Directions for this task
The answer should consist of all the entries, repeated word for word.
○ ○ ○ ○ ○ ○ ○
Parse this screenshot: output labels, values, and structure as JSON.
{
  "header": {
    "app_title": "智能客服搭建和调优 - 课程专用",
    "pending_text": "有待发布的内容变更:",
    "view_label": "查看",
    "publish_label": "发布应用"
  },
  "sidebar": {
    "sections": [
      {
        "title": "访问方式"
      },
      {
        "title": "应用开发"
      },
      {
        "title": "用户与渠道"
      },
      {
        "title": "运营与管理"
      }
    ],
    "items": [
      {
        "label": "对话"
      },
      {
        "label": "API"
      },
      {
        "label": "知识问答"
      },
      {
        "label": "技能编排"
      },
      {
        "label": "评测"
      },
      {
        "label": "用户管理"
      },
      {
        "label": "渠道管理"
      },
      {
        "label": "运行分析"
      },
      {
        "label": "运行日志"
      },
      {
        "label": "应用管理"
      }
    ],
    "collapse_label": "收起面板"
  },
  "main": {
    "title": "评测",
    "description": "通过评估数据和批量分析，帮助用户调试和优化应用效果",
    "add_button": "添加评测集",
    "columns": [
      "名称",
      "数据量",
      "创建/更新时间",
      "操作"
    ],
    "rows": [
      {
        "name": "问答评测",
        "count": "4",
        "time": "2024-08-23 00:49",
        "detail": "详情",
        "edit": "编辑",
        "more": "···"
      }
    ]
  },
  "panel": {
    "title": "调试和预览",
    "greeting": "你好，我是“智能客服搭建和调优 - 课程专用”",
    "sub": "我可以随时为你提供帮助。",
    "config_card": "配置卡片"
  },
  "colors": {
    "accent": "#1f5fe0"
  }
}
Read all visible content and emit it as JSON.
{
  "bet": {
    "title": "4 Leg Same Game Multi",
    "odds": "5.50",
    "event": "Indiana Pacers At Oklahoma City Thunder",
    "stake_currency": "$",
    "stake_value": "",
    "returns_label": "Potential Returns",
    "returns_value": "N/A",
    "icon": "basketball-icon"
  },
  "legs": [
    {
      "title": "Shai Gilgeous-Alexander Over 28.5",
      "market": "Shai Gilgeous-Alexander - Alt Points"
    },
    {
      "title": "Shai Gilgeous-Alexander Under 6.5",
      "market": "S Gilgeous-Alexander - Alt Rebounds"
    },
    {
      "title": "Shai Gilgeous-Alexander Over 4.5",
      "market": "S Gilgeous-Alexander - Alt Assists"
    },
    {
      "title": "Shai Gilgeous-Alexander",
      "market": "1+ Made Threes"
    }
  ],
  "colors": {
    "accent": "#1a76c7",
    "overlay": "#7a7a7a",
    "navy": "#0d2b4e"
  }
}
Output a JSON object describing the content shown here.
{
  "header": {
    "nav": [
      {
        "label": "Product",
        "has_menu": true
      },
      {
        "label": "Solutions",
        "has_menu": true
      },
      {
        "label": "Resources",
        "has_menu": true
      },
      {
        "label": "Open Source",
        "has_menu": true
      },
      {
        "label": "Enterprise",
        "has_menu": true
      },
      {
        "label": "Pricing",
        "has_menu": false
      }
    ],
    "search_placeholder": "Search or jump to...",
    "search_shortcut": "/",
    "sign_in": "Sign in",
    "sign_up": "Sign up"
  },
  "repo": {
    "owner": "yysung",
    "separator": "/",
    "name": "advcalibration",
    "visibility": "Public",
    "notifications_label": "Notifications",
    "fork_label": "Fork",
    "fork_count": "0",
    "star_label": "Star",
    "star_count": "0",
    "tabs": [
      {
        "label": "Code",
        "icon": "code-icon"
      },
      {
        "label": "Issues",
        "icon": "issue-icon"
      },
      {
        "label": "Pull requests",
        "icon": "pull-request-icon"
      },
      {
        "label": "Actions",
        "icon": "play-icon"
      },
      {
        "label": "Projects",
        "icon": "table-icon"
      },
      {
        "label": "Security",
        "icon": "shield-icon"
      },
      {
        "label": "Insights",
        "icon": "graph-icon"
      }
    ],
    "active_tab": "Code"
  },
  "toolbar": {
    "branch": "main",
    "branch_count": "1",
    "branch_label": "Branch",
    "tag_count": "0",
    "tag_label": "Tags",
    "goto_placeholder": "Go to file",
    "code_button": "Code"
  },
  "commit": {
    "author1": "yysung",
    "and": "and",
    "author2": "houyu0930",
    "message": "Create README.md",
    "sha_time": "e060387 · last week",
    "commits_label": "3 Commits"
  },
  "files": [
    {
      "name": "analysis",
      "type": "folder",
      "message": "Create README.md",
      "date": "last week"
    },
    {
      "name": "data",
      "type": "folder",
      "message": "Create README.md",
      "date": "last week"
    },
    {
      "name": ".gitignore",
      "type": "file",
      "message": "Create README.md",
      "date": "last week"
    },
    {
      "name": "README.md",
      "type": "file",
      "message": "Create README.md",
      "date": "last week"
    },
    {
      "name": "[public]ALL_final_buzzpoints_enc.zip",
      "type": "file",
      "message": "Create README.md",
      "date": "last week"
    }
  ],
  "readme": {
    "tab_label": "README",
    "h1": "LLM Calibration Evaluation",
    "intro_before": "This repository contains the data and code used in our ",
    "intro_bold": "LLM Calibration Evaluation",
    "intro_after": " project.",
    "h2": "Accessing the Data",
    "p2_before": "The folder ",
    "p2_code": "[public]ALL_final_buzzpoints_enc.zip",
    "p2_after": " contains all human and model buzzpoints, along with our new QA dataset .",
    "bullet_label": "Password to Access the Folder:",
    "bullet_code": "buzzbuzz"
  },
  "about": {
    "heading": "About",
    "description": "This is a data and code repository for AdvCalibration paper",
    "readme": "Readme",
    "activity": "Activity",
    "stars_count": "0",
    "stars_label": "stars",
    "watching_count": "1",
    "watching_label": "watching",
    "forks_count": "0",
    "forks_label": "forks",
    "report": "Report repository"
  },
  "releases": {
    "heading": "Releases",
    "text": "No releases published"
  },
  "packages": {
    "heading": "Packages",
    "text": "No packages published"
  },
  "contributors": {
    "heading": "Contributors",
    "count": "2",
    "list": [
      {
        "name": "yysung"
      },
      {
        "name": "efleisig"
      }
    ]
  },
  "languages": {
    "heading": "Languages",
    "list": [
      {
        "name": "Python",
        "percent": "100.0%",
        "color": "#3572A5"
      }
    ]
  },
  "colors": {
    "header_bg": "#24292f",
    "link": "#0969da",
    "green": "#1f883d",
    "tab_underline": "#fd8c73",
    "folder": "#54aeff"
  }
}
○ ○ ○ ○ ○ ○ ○
Response for this exercise
Parse this screenshot: output labels, values, and structure as JSON.
{
  "header": {
    "app_title": "智能客服搭建和调优 - 课程专用",
    "pending_text": "有待发布的内容变更:",
    "view_label": "查看",
    "publish_label": "发布应用"
  },
  "sidebar": {
    "sections": [
      {
        "title": "访问方式"
      },
      {
        "title": "应用开发"
      },
      {
        "title": "用户与渠道"
      },
      {
        "title": "运营与管理"
      }
    ],
    "items": [
      {
        "label": "对话"
      },
      {
        "label": "API"
      },
      {
        "label": "知识问答"
      },
      {
        "label": "技能编排"
      },
      {
        "label": "评测"
      },
      {
        "label": "用户管理"
      },
      {
        "label": "渠道管理"
      },
      {
        "label": "运行分析"
      },
      {
        "label": "运行日志"
      },
      {
        "label": "应用管理"
      }
    ],
    "collapse_label": "收起面板"
  },
  "main": {
    "title": "评测",
    "description": "通过评估数据和批量分析，帮助用户调试和优化应用效果",
    "add_button": "添加评测集",
    "columns": [
      "名称",
      "数据量",
      "创建/更新时间",
      "操作"
    ],
    "rows": [
      {
        "name": "问答评测",
        "count": "4",
        "time": "2024-08-23 00:49",
        "detail": "详情",
        "edit": "编辑",
        "more": "···"
      }
    ]
  },
  "panel": {
    "title": "调试和预览",
    "greeting": "你好，我是“智能客服搭建和调优 - 课程专用”",
    "sub": "我可以随时为你提供帮助。",
    "config_card": "配置卡片"
  },
  "colors": {
    "accent": "#1f5fe0"
  }
}
Read all visible content and emit it as JSON.
{
  "bet": {
    "title": "4 Leg Same Game Multi",
    "odds": "5.50",
    "event": "Indiana Pacers At Oklahoma City Thunder",
    "stake_currency": "$",
    "stake_value": "",
    "returns_label": "Potential Returns",
    "returns_value": "N/A",
    "icon": "basketball-icon"
  },
  "legs": [
    {
      "title": "Shai Gilgeous-Alexander Over 28.5",
      "market": "Shai Gilgeous-Alexander - Alt Points"
    },
    {
      "title": "Shai Gilgeous-Alexander Under 6.5",
      "market": "S Gilgeous-Alexander - Alt Rebounds"
    },
    {
      "title": "Shai Gilgeous-Alexander Over 4.5",
      "market": "S Gilgeous-Alexander - Alt Assists"
    },
    {
      "title": "Shai Gilgeous-Alexander",
      "market": "1+ Made Threes"
    }
  ],
  "colors": {
    "accent": "#1a76c7",
    "overlay": "#7a7a7a",
    "navy": "#0d2b4e"
  }
}
Output a JSON object describing the content shown here.
{
  "header": {
    "nav": [
      {
        "label": "Product",
        "has_menu": true
      },
      {
        "label": "Solutions",
        "has_menu": true
      },
      {
        "label": "Resources",
        "has_menu": true
      },
      {
        "label": "Open Source",
        "has_menu": true
      },
      {
        "label": "Enterprise",
        "has_menu": true
      },
      {
        "label": "Pricing",
        "has_menu": false
      }
    ],
    "search_placeholder": "Search or jump to...",
    "search_shortcut": "/",
    "sign_in": "Sign in",
    "sign_up": "Sign up"
  },
  "repo": {
    "owner": "yysung",
    "separator": "/",
    "name": "advcalibration",
    "visibility": "Public",
    "notifications_label": "Notifications",
    "fork_label": "Fork",
    "fork_count": "0",
    "star_label": "Star",
    "star_count": "0",
    "tabs": [
      {
        "label": "Code",
        "icon": "code-icon"
      },
      {
        "label": "Issues",
        "icon": "issue-icon"
      },
      {
        "label": "Pull requests",
        "icon": "pull-request-icon"
      },
      {
        "label": "Actions",
        "icon": "play-icon"
      },
      {
        "label": "Projects",
        "icon": "table-icon"
      },
      {
        "label": "Security",
        "icon": "shield-icon"
      },
      {
        "label": "Insights",
        "icon": "graph-icon"
      }
    ],
    "active_tab": "Code"
  },
  "toolbar": {
    "branch": "main",
    "branch_count": "1",
    "branch_label": "Branch",
    "tag_count": "0",
    "tag_label": "Tags",
    "goto_placeholder": "Go to file",
    "code_button": "Code"
  },
  "commit": {
    "author1": "yysung",
    "and": "and",
    "author2": "houyu0930",
    "message": "Create README.md",
    "sha_time": "e060387 · last week",
    "commits_label": "3 Commits"
  },
  "files": [
    {
      "name": "analysis",
      "type": "folder",
      "message": "Create README.md",
      "date": "last week"
    },
    {
      "name": "data",
      "type": "folder",
      "message": "Create README.md",
      "date": "last week"
    },
    {
      "name": ".gitignore",
      "type": "file",
      "message": "Create README.md",
      "date": "last week"
    },
    {
      "name": "README.md",
      "type": "file",
      "message": "Create README.md",
      "date": "last week"
    },
    {
      "name": "[public]ALL_final_buzzpoints_enc.zip",
      "type": "file",
      "message": "Create README.md",
      "date": "last week"
    }
  ],
  "readme": {
    "tab_label": "README",
    "h1": "LLM Calibration Evaluation",
    "intro_before": "This repository contains the data and code used in our ",
    "intro_bold": "LLM Calibration Evaluation",
    "intro_after": " project.",
    "h2": "Accessing the Data",
    "p2_before": "The folder ",
    "p2_code": "[public]ALL_final_buzzpoints_enc.zip",
    "p2_after": " contains all human and model buzzpoints, along with our new QA dataset .",
    "bullet_label": "Password to Access the Folder:",
    "bullet_code": "buzzbuzz"
  },
  "about": {
    "heading": "About",
    "description": "This is a data and code repository for AdvCalibration paper",
    "readme": "Readme",
    "activity": "Activity",
    "stars_count": "0",
    "stars_label": "stars",
    "watching_count": "1",
    "watching_label": "watching",
    "forks_count": "0",
    "forks_label": "forks",
    "report": "Report repository"
  },
  "releases": {
    "heading": "Releases",
    "text": "No releases published"
  },
  "packages": {
    "heading": "Packages",
    "text": "No packages published"
  },
  "contributors": {
    "heading": "Contributors",
    "count": "2",
    "list": [
      {
        "name": "yysung"
      },
      {
        "name": "efleisig"
      }
    ]
  },
  "languages": {
    "heading": "Languages",
    "list": [
      {
        "name": "Python",
        "percent": "100.0%",
        "color": "#3572A5"
      }
    ]
  },
  "colors": {
    "header_bg": "#24292f",
    "link": "#0969da",
    "green": "#1f883d",
    "tab_underline": "#fd8c73",
    "folder": "#54aeff"
  }
}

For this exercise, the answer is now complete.